*ACTION ITEM:* Please reproduce every entry below without omitting a single line.

*PROVIDED INFORMATION:*
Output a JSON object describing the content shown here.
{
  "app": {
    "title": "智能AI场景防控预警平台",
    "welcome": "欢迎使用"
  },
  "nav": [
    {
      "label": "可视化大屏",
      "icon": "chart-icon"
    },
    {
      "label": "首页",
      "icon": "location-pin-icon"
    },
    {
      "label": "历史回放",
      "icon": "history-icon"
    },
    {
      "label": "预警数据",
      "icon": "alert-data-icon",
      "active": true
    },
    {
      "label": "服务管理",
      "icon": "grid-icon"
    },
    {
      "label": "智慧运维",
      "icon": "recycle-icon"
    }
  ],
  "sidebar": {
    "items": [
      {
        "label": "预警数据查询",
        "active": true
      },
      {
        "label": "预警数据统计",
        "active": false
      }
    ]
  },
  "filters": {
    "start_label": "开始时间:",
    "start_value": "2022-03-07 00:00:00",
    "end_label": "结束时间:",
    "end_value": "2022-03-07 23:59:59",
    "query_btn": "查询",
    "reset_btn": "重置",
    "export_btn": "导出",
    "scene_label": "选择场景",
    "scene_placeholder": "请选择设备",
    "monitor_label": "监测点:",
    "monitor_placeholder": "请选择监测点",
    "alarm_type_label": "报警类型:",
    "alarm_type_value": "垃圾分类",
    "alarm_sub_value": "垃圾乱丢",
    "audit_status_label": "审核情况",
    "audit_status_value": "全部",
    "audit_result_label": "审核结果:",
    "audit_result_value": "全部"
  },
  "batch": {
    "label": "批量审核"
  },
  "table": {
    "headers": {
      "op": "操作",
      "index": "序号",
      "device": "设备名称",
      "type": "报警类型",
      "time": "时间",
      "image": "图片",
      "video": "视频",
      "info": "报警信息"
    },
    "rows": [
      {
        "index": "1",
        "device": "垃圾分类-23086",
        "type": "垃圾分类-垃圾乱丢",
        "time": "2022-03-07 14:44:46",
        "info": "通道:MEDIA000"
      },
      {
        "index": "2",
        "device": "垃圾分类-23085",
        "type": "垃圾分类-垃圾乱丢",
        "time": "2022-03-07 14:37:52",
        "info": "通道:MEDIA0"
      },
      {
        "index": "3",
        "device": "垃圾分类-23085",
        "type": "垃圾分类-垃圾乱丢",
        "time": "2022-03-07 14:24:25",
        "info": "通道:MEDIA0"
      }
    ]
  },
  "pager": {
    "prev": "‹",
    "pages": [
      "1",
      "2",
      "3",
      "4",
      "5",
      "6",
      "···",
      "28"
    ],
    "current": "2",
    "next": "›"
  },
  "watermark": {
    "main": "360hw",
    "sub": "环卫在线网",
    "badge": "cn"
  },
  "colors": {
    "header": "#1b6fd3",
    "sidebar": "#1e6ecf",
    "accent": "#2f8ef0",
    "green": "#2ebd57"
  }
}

*RESPONSE BOX:*
Output a JSON object describing the content shown here.
{
  "app": {
    "title": "智能AI场景防控预警平台",
    "welcome": "欢迎使用"
  },
  "nav": [
    {
      "label": "可视化大屏",
      "icon": "chart-icon"
    },
    {
      "label": "首页",
      "icon": "location-pin-icon"
    },
    {
      "label": "历史回放",
      "icon": "history-icon"
    },
    {
      "label": "预警数据",
      "icon": "alert-data-icon",
      "active": true
    },
    {
      "label": "服务管理",
      "icon": "grid-icon"
    },
    {
      "label": "智慧运维",
      "icon": "recycle-icon"
    }
  ],
  "sidebar": {
    "items": [
      {
        "label": "预警数据查询",
        "active": true
      },
      {
        "label": "预警数据统计",
        "active": false
      }
    ]
  },
  "filters": {
    "start_label": "开始时间:",
    "start_value": "2022-03-07 00:00:00",
    "end_label": "结束时间:",
    "end_value": "2022-03-07 23:59:59",
    "query_btn": "查询",
    "reset_btn": "重置",
    "export_btn": "导出",
    "scene_label": "选择场景",
    "scene_placeholder": "请选择设备",
    "monitor_label": "监测点:",
    "monitor_placeholder": "请选择监测点",
    "alarm_type_label": "报警类型:",
    "alarm_type_value": "垃圾分类",
    "alarm_sub_value": "垃圾乱丢",
    "audit_status_label": "审核情况",
    "audit_status_value": "全部",
    "audit_result_label": "审核结果:",
    "audit_result_value": "全部"
  },
  "batch": {
    "label": "批量审核"
  },
  "table": {
    "headers": {
      "op": "操作",
      "index": "序号",
      "device": "设备名称",
      "type": "报警类型",
      "time": "时间",
      "image": "图片",
      "video": "视频",
      "info": "报警信息"
    },
    "rows": [
      {
        "index": "1",
        "device": "垃圾分类-23086",
        "type": "垃圾分类-垃圾乱丢",
        "time": "2022-03-07 14:44:46",
        "info": "通道:MEDIA000"
      },
      {
        "index": "2",
        "device": "垃圾分类-23085",
        "type": "垃圾分类-垃圾乱丢",
        "time": "2022-03-07 14:37:52",
        "info": "通道:MEDIA0"
      },
      {
        "index": "3",
        "device": "垃圾分类-23085",
        "type": "垃圾分类-垃圾乱丢",
        "time": "2022-03-07 14:24:25",
        "info": "通道:MEDIA0"
      }
    ]
  },
  "pager": {
    "prev": "‹",
    "pages": [
      "1",
      "2",
      "3",
      "4",
      "5",
      "6",
      "···",
      "28"
    ],
    "current": "2",
    "next": "›"
  },
  "watermark": {
    "main": "360hw",
    "sub": "环卫在线网",
    "badge": "cn"
  },
  "colors": {
    "header": "#1b6fd3",
    "sidebar": "#1e6ecf",
    "accent": "#2f8ef0",
    "green": "#2ebd57"
  }
}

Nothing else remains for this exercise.